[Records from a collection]
_ _ _ _

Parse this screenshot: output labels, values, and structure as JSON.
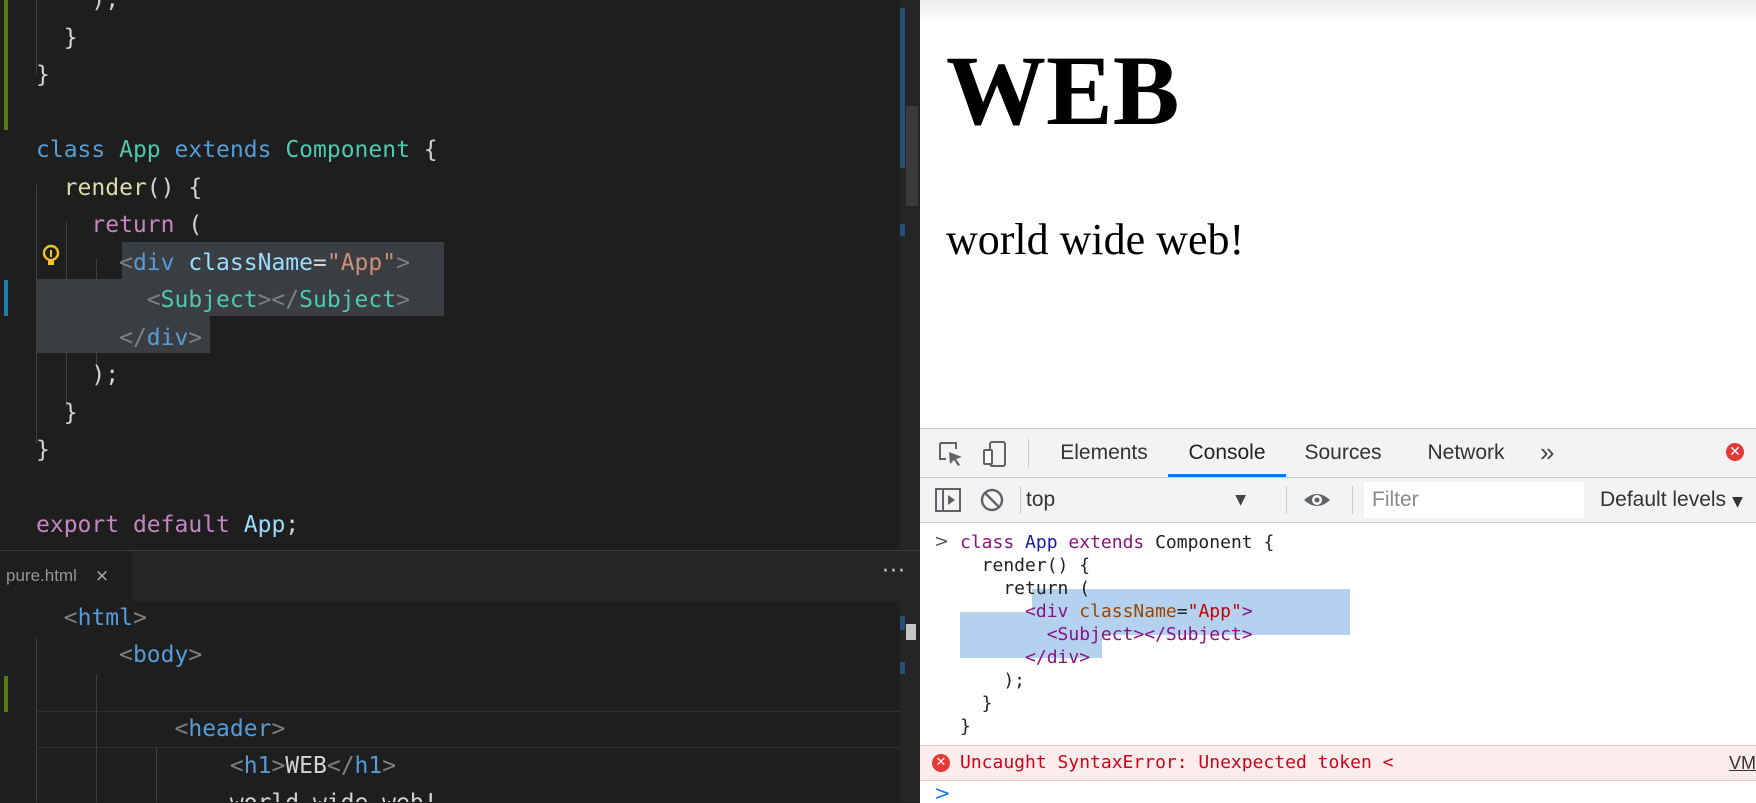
{
  "editor": {
    "top_lines": [
      [
        {
          "c": "txt",
          "t": "    );"
        }
      ],
      [
        {
          "c": "txt",
          "t": "  }"
        }
      ],
      [
        {
          "c": "txt",
          "t": "}"
        }
      ],
      [],
      [
        {
          "c": "kw",
          "t": "class"
        },
        {
          "c": "txt",
          "t": " "
        },
        {
          "c": "cls",
          "t": "App"
        },
        {
          "c": "txt",
          "t": " "
        },
        {
          "c": "kw",
          "t": "extends"
        },
        {
          "c": "txt",
          "t": " "
        },
        {
          "c": "cls",
          "t": "Component"
        },
        {
          "c": "txt",
          "t": " {"
        }
      ],
      [
        {
          "c": "txt",
          "t": "  "
        },
        {
          "c": "fn",
          "t": "render"
        },
        {
          "c": "txt",
          "t": "() {"
        }
      ],
      [
        {
          "c": "txt",
          "t": "    "
        },
        {
          "c": "kw2",
          "t": "return"
        },
        {
          "c": "txt",
          "t": " ("
        }
      ],
      [
        {
          "c": "txt",
          "t": "      "
        },
        {
          "c": "ang",
          "t": "<"
        },
        {
          "c": "tag",
          "t": "div"
        },
        {
          "c": "txt",
          "t": " "
        },
        {
          "c": "attr",
          "t": "className"
        },
        {
          "c": "txt",
          "t": "="
        },
        {
          "c": "str",
          "t": "\"App\""
        },
        {
          "c": "ang",
          "t": ">"
        }
      ],
      [
        {
          "c": "txt",
          "t": "        "
        },
        {
          "c": "ang",
          "t": "<"
        },
        {
          "c": "cls",
          "t": "Subject"
        },
        {
          "c": "ang",
          "t": "></"
        },
        {
          "c": "cls",
          "t": "Subject"
        },
        {
          "c": "ang",
          "t": ">"
        }
      ],
      [
        {
          "c": "txt",
          "t": "      "
        },
        {
          "c": "ang",
          "t": "</"
        },
        {
          "c": "tag",
          "t": "div"
        },
        {
          "c": "ang",
          "t": ">"
        }
      ],
      [
        {
          "c": "txt",
          "t": "    );"
        }
      ],
      [
        {
          "c": "txt",
          "t": "  }"
        }
      ],
      [
        {
          "c": "txt",
          "t": "}"
        }
      ],
      [],
      [
        {
          "c": "kw2",
          "t": "export"
        },
        {
          "c": "txt",
          "t": " "
        },
        {
          "c": "kw2",
          "t": "default"
        },
        {
          "c": "txt",
          "t": " "
        },
        {
          "c": "attr",
          "t": "App"
        },
        {
          "c": "txt",
          "t": ";"
        }
      ]
    ],
    "tab_label": "pure.html",
    "tab_close": "×",
    "tab_more": "···",
    "bottom_lines": [
      [
        {
          "c": "txt",
          "t": "  "
        },
        {
          "c": "ang",
          "t": "<"
        },
        {
          "c": "tag",
          "t": "html"
        },
        {
          "c": "ang",
          "t": ">"
        }
      ],
      [
        {
          "c": "txt",
          "t": "      "
        },
        {
          "c": "ang",
          "t": "<"
        },
        {
          "c": "tag",
          "t": "body"
        },
        {
          "c": "ang",
          "t": ">"
        }
      ],
      [],
      [
        {
          "c": "txt",
          "t": "          "
        },
        {
          "c": "ang",
          "t": "<"
        },
        {
          "c": "tag",
          "t": "header"
        },
        {
          "c": "ang",
          "t": ">"
        }
      ],
      [
        {
          "c": "txt",
          "t": "              "
        },
        {
          "c": "ang",
          "t": "<"
        },
        {
          "c": "tag",
          "t": "h1"
        },
        {
          "c": "ang",
          "t": ">"
        },
        {
          "c": "txt",
          "t": "WEB"
        },
        {
          "c": "ang",
          "t": "</"
        },
        {
          "c": "tag",
          "t": "h1"
        },
        {
          "c": "ang",
          "t": ">"
        }
      ],
      [
        {
          "c": "txt",
          "t": "              world wide web!"
        }
      ]
    ]
  },
  "browser": {
    "heading": "WEB",
    "text": "world wide web!"
  },
  "devtools": {
    "tabs": [
      {
        "label": "Elements",
        "active": false
      },
      {
        "label": "Console",
        "active": true
      },
      {
        "label": "Sources",
        "active": false
      },
      {
        "label": "Network",
        "active": false
      }
    ],
    "more_tabs": "»",
    "error_badge": "✕",
    "context": "top",
    "context_arrow": "▼",
    "filter_placeholder": "Filter",
    "levels": "Default levels",
    "levels_arrow": "▼",
    "console_lines": [
      [
        {
          "c": "ckw",
          "t": "class"
        },
        {
          "c": "t",
          "t": " "
        },
        {
          "c": "ccls",
          "t": "App"
        },
        {
          "c": "t",
          "t": " "
        },
        {
          "c": "ckw",
          "t": "extends"
        },
        {
          "c": "t",
          "t": " Component {"
        }
      ],
      [
        {
          "c": "t",
          "t": "  render() {"
        }
      ],
      [
        {
          "c": "t",
          "t": "    return ("
        }
      ],
      [
        {
          "c": "t",
          "t": "      "
        },
        {
          "c": "ctag",
          "t": "<div"
        },
        {
          "c": "t",
          "t": " "
        },
        {
          "c": "cattr",
          "t": "className"
        },
        {
          "c": "t",
          "t": "="
        },
        {
          "c": "cstr",
          "t": "\"App\""
        },
        {
          "c": "ctag",
          "t": ">"
        }
      ],
      [
        {
          "c": "t",
          "t": "        "
        },
        {
          "c": "ctag",
          "t": "<Subject></Subject>"
        }
      ],
      [
        {
          "c": "t",
          "t": "      "
        },
        {
          "c": "ctag",
          "t": "</div>"
        }
      ],
      [
        {
          "c": "t",
          "t": "    );"
        }
      ],
      [
        {
          "c": "t",
          "t": "  }"
        }
      ],
      [
        {
          "c": "t",
          "t": "}"
        }
      ]
    ],
    "console_prompt": ">",
    "error_icon": "✕",
    "error_message": "Uncaught SyntaxError: Unexpected token <",
    "error_source": "VM",
    "input_prompt": ">"
  }
}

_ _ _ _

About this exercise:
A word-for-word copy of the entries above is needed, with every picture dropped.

Answer to this exercise:
Parse this screenshot: output labels, values, and structure as JSON.
{
  "editor": {
    "top_lines": [
      [
        {
          "c": "txt",
          "t": "    );"
        }
      ],
      [
        {
          "c": "txt",
          "t": "  }"
        }
      ],
      [
        {
          "c": "txt",
          "t": "}"
        }
      ],
      [],
      [
        {
          "c": "kw",
          "t": "class"
        },
        {
          "c": "txt",
          "t": " "
        },
        {
          "c": "cls",
          "t": "App"
        },
        {
          "c": "txt",
          "t": " "
        },
        {
          "c": "kw",
          "t": "extends"
        },
        {
          "c": "txt",
          "t": " "
        },
        {
          "c": "cls",
          "t": "Component"
        },
        {
          "c": "txt",
          "t": " {"
        }
      ],
      [
        {
          "c": "txt",
          "t": "  "
        },
        {
          "c": "fn",
          "t": "render"
        },
        {
          "c": "txt",
          "t": "() {"
        }
      ],
      [
        {
          "c": "txt",
          "t": "    "
        },
        {
          "c": "kw2",
          "t": "return"
        },
        {
          "c": "txt",
          "t": " ("
        }
      ],
      [
        {
          "c": "txt",
          "t": "      "
        },
        {
          "c": "ang",
          "t": "<"
        },
        {
          "c": "tag",
          "t": "div"
        },
        {
          "c": "txt",
          "t": " "
        },
        {
          "c": "attr",
          "t": "className"
        },
        {
          "c": "txt",
          "t": "="
        },
        {
          "c": "str",
          "t": "\"App\""
        },
        {
          "c": "ang",
          "t": ">"
        }
      ],
      [
        {
          "c": "txt",
          "t": "        "
        },
        {
          "c": "ang",
          "t": "<"
        },
        {
          "c": "cls",
          "t": "Subject"
        },
        {
          "c": "ang",
          "t": "></"
        },
        {
          "c": "cls",
          "t": "Subject"
        },
        {
          "c": "ang",
          "t": ">"
        }
      ],
      [
        {
          "c": "txt",
          "t": "      "
        },
        {
          "c": "ang",
          "t": "</"
        },
        {
          "c": "tag",
          "t": "div"
        },
        {
          "c": "ang",
          "t": ">"
        }
      ],
      [
        {
          "c": "txt",
          "t": "    );"
        }
      ],
      [
        {
          "c": "txt",
          "t": "  }"
        }
      ],
      [
        {
          "c": "txt",
          "t": "}"
        }
      ],
      [],
      [
        {
          "c": "kw2",
          "t": "export"
        },
        {
          "c": "txt",
          "t": " "
        },
        {
          "c": "kw2",
          "t": "default"
        },
        {
          "c": "txt",
          "t": " "
        },
        {
          "c": "attr",
          "t": "App"
        },
        {
          "c": "txt",
          "t": ";"
        }
      ]
    ],
    "tab_label": "pure.html",
    "tab_close": "×",
    "tab_more": "···",
    "bottom_lines": [
      [
        {
          "c": "txt",
          "t": "  "
        },
        {
          "c": "ang",
          "t": "<"
        },
        {
          "c": "tag",
          "t": "html"
        },
        {
          "c": "ang",
          "t": ">"
        }
      ],
      [
        {
          "c": "txt",
          "t": "      "
        },
        {
          "c": "ang",
          "t": "<"
        },
        {
          "c": "tag",
          "t": "body"
        },
        {
          "c": "ang",
          "t": ">"
        }
      ],
      [],
      [
        {
          "c": "txt",
          "t": "          "
        },
        {
          "c": "ang",
          "t": "<"
        },
        {
          "c": "tag",
          "t": "header"
        },
        {
          "c": "ang",
          "t": ">"
        }
      ],
      [
        {
          "c": "txt",
          "t": "              "
        },
        {
          "c": "ang",
          "t": "<"
        },
        {
          "c": "tag",
          "t": "h1"
        },
        {
          "c": "ang",
          "t": ">"
        },
        {
          "c": "txt",
          "t": "WEB"
        },
        {
          "c": "ang",
          "t": "</"
        },
        {
          "c": "tag",
          "t": "h1"
        },
        {
          "c": "ang",
          "t": ">"
        }
      ],
      [
        {
          "c": "txt",
          "t": "              world wide web!"
        }
      ]
    ]
  },
  "browser": {
    "heading": "WEB",
    "text": "world wide web!"
  },
  "devtools": {
    "tabs": [
      {
        "label": "Elements",
        "active": false
      },
      {
        "label": "Console",
        "active": true
      },
      {
        "label": "Sources",
        "active": false
      },
      {
        "label": "Network",
        "active": false
      }
    ],
    "more_tabs": "»",
    "error_badge": "✕",
    "context": "top",
    "context_arrow": "▼",
    "filter_placeholder": "Filter",
    "levels": "Default levels",
    "levels_arrow": "▼",
    "console_lines": [
      [
        {
          "c": "ckw",
          "t": "class"
        },
        {
          "c": "t",
          "t": " "
        },
        {
          "c": "ccls",
          "t": "App"
        },
        {
          "c": "t",
          "t": " "
        },
        {
          "c": "ckw",
          "t": "extends"
        },
        {
          "c": "t",
          "t": " Component {"
        }
      ],
      [
        {
          "c": "t",
          "t": "  render() {"
        }
      ],
      [
        {
          "c": "t",
          "t": "    return ("
        }
      ],
      [
        {
          "c": "t",
          "t": "      "
        },
        {
          "c": "ctag",
          "t": "<div"
        },
        {
          "c": "t",
          "t": " "
        },
        {
          "c": "cattr",
          "t": "className"
        },
        {
          "c": "t",
          "t": "="
        },
        {
          "c": "cstr",
          "t": "\"App\""
        },
        {
          "c": "ctag",
          "t": ">"
        }
      ],
      [
        {
          "c": "t",
          "t": "        "
        },
        {
          "c": "ctag",
          "t": "<Subject></Subject>"
        }
      ],
      [
        {
          "c": "t",
          "t": "      "
        },
        {
          "c": "ctag",
          "t": "</div>"
        }
      ],
      [
        {
          "c": "t",
          "t": "    );"
        }
      ],
      [
        {
          "c": "t",
          "t": "  }"
        }
      ],
      [
        {
          "c": "t",
          "t": "}"
        }
      ]
    ],
    "console_prompt": ">",
    "error_icon": "✕",
    "error_message": "Uncaught SyntaxError: Unexpected token <",
    "error_source": "VM",
    "input_prompt": ">"
  }
}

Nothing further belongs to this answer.